[Excerpts from an interface dataset]

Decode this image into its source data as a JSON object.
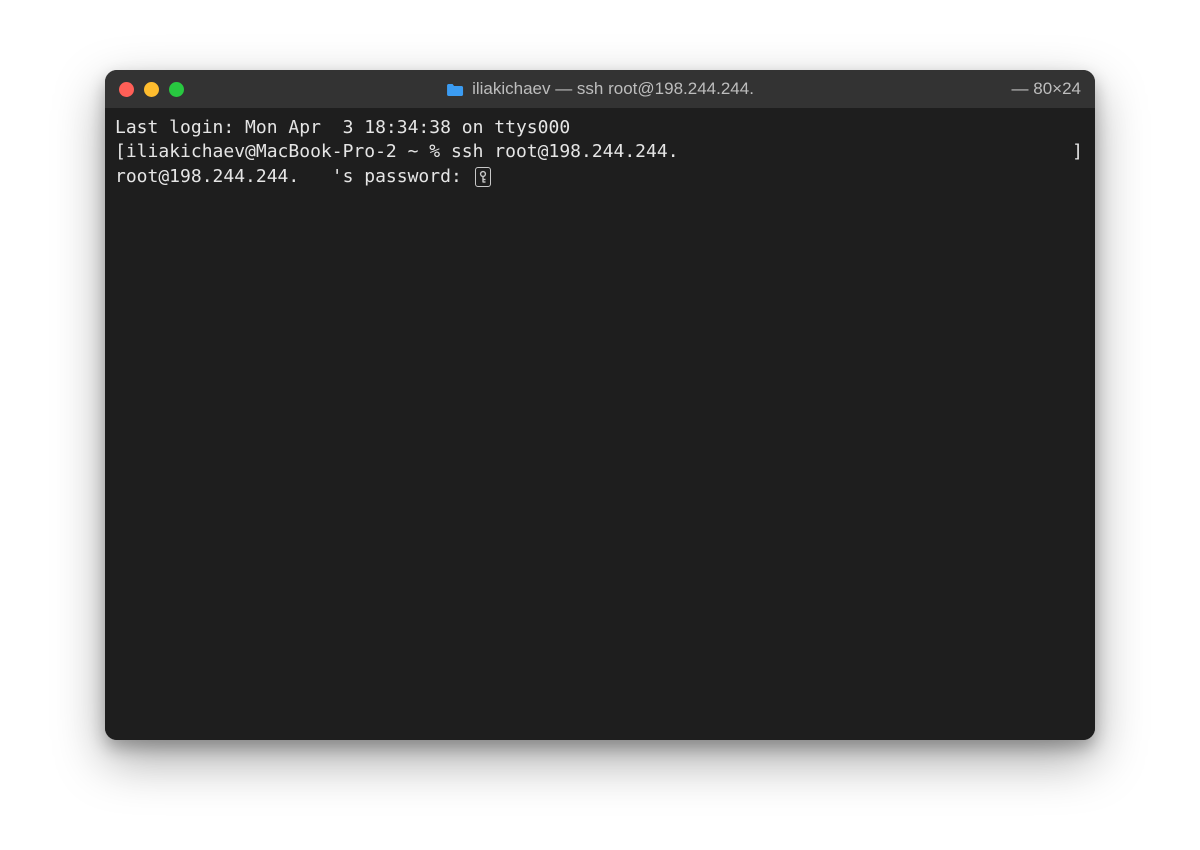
{
  "titlebar": {
    "title": "iliakichaev — ssh root@198.244.244.",
    "dimensions": "— 80×24"
  },
  "terminal": {
    "last_login": "Last login: Mon Apr  3 18:34:38 on ttys000",
    "prompt_open": "[",
    "prompt": "iliakichaev@MacBook-Pro-2 ~ % ",
    "command": "ssh root@198.244.244.",
    "prompt_close": "]",
    "password_prompt": "root@198.244.244.   's password: "
  }
}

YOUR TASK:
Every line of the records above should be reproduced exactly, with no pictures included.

OUTPUT:
Decode this image into its source data as a JSON object.
{
  "titlebar": {
    "title": "iliakichaev — ssh root@198.244.244.",
    "dimensions": "— 80×24"
  },
  "terminal": {
    "last_login": "Last login: Mon Apr  3 18:34:38 on ttys000",
    "prompt_open": "[",
    "prompt": "iliakichaev@MacBook-Pro-2 ~ % ",
    "command": "ssh root@198.244.244.",
    "prompt_close": "]",
    "password_prompt": "root@198.244.244.   's password: "
  }
}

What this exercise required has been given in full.